Stored entries
════════════════
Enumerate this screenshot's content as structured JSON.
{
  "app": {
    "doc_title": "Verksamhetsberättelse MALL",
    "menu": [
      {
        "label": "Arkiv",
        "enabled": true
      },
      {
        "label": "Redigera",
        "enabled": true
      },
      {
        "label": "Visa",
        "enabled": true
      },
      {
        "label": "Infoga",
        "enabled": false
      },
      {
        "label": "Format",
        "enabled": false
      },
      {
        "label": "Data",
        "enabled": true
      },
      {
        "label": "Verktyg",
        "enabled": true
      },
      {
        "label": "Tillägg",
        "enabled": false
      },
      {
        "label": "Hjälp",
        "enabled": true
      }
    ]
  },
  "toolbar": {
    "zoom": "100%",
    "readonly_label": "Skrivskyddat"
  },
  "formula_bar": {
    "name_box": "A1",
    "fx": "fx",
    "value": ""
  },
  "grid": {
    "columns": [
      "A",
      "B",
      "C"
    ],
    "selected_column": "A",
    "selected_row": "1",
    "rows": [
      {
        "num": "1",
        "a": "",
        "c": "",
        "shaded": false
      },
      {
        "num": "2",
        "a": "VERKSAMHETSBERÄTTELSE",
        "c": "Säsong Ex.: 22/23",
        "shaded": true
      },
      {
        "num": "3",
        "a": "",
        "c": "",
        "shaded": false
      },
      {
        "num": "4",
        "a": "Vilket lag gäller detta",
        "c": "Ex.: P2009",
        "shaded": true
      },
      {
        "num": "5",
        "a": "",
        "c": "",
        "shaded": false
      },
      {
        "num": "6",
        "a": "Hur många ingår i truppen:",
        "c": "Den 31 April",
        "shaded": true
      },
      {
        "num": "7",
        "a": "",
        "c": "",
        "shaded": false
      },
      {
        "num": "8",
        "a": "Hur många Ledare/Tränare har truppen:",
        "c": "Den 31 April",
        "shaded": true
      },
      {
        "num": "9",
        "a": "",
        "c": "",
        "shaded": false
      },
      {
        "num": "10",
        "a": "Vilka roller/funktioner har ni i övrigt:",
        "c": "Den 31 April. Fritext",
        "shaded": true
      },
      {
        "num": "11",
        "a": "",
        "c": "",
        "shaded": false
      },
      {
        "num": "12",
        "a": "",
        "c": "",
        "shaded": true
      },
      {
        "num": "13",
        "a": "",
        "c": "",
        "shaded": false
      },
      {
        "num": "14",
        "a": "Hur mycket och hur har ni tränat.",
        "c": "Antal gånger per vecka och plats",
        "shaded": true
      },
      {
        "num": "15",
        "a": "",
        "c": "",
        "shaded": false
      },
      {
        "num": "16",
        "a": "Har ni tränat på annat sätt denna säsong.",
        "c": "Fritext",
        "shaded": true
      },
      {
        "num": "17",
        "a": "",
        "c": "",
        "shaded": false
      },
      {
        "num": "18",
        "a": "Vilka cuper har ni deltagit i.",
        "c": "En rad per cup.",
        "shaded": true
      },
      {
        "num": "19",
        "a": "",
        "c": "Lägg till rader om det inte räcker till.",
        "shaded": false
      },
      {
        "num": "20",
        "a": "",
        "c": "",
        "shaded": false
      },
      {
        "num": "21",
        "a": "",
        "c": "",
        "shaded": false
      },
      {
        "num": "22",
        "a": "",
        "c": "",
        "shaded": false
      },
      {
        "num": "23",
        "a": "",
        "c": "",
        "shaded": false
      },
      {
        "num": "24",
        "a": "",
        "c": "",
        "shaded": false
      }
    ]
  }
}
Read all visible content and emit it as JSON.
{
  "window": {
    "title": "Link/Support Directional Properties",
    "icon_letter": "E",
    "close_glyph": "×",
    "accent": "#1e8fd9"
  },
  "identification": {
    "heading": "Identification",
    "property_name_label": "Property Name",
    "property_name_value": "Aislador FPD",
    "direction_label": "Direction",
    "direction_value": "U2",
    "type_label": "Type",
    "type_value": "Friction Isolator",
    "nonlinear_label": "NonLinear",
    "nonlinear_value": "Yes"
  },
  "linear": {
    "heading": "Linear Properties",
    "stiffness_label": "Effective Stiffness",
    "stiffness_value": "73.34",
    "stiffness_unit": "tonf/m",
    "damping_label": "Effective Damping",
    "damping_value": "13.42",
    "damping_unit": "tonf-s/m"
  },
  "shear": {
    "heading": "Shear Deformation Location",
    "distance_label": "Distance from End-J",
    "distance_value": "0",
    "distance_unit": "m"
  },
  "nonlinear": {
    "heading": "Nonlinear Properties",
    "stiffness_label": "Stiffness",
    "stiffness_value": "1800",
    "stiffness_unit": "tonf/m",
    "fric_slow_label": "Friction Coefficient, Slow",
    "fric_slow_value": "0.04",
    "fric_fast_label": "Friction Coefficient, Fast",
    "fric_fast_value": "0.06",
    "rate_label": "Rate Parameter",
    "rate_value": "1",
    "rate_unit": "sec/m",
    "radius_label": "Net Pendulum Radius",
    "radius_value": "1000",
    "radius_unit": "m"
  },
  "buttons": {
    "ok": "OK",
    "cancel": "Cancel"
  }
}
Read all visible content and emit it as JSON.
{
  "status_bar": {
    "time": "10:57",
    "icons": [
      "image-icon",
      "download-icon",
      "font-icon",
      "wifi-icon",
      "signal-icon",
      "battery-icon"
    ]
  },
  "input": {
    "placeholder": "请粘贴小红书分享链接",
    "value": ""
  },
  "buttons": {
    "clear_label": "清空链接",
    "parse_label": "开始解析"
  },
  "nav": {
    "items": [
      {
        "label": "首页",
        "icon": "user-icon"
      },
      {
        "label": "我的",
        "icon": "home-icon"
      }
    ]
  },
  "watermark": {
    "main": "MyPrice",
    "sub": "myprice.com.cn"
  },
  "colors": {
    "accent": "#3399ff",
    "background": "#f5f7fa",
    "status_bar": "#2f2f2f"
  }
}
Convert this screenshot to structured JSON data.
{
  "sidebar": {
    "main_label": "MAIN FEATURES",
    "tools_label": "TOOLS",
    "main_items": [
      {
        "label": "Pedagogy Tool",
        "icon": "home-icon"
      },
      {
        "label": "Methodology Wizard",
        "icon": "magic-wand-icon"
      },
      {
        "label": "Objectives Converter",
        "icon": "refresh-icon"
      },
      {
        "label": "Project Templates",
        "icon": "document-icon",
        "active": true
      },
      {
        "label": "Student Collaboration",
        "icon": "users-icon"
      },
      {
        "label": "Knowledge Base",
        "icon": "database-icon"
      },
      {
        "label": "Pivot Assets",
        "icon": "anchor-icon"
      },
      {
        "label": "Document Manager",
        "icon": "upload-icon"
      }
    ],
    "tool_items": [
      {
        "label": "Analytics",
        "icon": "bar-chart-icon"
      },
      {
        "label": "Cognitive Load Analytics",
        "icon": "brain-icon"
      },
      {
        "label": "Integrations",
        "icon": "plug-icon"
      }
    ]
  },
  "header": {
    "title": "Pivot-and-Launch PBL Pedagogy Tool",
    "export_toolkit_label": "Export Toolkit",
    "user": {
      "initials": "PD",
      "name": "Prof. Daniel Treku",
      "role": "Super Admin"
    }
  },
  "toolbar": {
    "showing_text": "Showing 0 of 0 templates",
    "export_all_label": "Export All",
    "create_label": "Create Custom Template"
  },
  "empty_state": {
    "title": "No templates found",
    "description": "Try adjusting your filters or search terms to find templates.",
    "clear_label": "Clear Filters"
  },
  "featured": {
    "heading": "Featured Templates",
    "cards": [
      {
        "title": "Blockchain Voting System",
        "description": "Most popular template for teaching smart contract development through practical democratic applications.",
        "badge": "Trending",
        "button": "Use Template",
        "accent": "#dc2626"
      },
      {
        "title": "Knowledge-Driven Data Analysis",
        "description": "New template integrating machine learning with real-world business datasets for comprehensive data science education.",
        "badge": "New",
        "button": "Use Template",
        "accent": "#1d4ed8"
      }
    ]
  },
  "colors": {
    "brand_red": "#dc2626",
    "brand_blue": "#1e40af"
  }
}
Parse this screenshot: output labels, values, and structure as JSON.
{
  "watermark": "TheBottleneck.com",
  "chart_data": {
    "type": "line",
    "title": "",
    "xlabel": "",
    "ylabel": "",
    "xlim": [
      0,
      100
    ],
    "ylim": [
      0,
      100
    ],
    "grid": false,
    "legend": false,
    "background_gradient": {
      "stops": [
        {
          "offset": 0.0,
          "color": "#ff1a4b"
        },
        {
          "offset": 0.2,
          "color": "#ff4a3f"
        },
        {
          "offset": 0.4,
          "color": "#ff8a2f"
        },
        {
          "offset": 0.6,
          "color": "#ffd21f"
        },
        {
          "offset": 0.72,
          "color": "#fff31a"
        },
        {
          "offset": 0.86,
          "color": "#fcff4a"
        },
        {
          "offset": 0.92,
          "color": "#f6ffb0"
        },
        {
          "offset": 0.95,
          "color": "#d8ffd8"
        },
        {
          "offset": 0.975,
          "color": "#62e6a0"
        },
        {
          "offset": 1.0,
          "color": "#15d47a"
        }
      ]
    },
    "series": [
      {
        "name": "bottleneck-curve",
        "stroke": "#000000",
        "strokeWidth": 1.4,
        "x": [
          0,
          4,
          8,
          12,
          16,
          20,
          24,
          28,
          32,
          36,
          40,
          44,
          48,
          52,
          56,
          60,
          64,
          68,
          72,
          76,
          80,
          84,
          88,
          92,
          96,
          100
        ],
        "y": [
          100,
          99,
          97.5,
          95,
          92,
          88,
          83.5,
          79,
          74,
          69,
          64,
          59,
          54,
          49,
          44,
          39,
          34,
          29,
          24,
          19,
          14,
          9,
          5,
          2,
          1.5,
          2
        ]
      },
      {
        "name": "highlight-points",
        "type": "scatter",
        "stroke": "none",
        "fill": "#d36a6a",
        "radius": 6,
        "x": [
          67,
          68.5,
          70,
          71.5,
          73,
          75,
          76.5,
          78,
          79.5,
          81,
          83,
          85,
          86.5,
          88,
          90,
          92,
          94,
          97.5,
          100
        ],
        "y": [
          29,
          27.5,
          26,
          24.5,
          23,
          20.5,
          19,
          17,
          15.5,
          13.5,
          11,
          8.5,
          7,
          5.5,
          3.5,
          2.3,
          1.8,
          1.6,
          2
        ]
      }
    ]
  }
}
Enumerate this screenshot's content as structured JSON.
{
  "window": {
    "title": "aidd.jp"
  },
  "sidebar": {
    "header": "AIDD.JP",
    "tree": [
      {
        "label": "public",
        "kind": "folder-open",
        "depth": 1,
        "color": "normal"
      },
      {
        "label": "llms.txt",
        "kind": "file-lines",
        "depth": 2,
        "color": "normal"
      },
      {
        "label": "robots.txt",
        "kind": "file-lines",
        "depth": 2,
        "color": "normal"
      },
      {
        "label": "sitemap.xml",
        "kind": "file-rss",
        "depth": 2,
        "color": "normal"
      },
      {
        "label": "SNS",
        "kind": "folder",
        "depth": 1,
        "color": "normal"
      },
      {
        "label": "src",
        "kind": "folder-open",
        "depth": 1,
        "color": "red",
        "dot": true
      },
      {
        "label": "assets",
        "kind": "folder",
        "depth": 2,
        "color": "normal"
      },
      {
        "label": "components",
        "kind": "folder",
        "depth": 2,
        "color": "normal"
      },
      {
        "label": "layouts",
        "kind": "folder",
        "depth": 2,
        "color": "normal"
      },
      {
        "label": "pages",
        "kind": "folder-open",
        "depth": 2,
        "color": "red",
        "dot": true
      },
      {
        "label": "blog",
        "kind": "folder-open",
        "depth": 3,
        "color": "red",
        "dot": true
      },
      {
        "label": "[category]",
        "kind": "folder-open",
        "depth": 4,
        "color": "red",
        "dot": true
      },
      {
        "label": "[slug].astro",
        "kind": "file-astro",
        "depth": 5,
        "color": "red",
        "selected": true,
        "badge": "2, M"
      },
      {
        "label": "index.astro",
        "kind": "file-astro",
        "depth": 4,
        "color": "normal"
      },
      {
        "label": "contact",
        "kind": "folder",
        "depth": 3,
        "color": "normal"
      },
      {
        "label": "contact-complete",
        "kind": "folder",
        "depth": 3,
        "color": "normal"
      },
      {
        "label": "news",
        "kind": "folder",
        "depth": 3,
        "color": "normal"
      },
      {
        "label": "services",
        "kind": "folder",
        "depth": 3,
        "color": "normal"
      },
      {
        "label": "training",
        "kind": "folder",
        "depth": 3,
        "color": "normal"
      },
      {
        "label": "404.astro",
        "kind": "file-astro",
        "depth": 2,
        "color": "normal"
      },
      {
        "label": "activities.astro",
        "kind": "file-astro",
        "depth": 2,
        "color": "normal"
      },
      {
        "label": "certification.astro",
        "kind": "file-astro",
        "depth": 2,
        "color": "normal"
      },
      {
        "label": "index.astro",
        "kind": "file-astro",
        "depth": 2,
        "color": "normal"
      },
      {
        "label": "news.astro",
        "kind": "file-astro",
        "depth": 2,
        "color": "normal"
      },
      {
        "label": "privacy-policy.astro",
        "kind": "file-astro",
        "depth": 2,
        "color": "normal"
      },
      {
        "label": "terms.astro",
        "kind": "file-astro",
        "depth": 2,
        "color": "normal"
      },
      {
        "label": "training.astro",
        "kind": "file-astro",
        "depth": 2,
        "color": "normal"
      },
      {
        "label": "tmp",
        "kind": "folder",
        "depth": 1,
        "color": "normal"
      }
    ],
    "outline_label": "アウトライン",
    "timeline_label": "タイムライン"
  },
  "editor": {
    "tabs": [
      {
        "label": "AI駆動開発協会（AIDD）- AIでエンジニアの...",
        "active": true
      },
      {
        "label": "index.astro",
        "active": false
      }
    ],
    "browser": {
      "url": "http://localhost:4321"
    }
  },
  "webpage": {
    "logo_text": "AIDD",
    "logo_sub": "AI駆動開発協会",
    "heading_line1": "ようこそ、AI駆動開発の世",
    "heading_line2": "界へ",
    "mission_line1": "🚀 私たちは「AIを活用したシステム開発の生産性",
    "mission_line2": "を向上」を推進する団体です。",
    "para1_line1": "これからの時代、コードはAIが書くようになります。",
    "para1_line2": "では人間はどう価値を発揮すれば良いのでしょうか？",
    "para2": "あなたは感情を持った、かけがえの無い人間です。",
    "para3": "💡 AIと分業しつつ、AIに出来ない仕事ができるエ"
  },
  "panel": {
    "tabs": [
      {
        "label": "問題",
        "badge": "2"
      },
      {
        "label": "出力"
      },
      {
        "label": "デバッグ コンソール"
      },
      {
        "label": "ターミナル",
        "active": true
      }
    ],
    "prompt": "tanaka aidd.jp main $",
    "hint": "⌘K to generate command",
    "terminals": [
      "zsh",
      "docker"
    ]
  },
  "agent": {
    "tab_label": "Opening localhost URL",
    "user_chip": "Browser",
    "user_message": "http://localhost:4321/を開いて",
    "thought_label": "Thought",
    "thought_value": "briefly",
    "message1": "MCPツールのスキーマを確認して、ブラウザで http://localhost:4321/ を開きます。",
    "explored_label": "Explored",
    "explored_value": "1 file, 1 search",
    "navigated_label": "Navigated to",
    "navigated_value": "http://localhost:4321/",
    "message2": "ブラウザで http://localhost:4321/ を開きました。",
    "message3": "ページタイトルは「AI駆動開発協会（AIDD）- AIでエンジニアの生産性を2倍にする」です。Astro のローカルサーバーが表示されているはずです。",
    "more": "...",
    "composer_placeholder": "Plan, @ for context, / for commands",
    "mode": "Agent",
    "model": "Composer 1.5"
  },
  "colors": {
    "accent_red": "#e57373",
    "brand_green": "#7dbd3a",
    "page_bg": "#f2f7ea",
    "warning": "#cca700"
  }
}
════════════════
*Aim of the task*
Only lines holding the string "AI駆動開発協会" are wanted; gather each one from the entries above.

*Answer box*
        "label": "AI駆動開発協会（AIDD）- AIでエンジニアの...",
    "logo_sub": "AI駆動開発協会",
    "message3": "ページタイトルは「AI駆動開発協会（AIDD）- AIでエンジニアの生産性を2倍にする」です。Astro のローカルサーバーが表示されているはずです。",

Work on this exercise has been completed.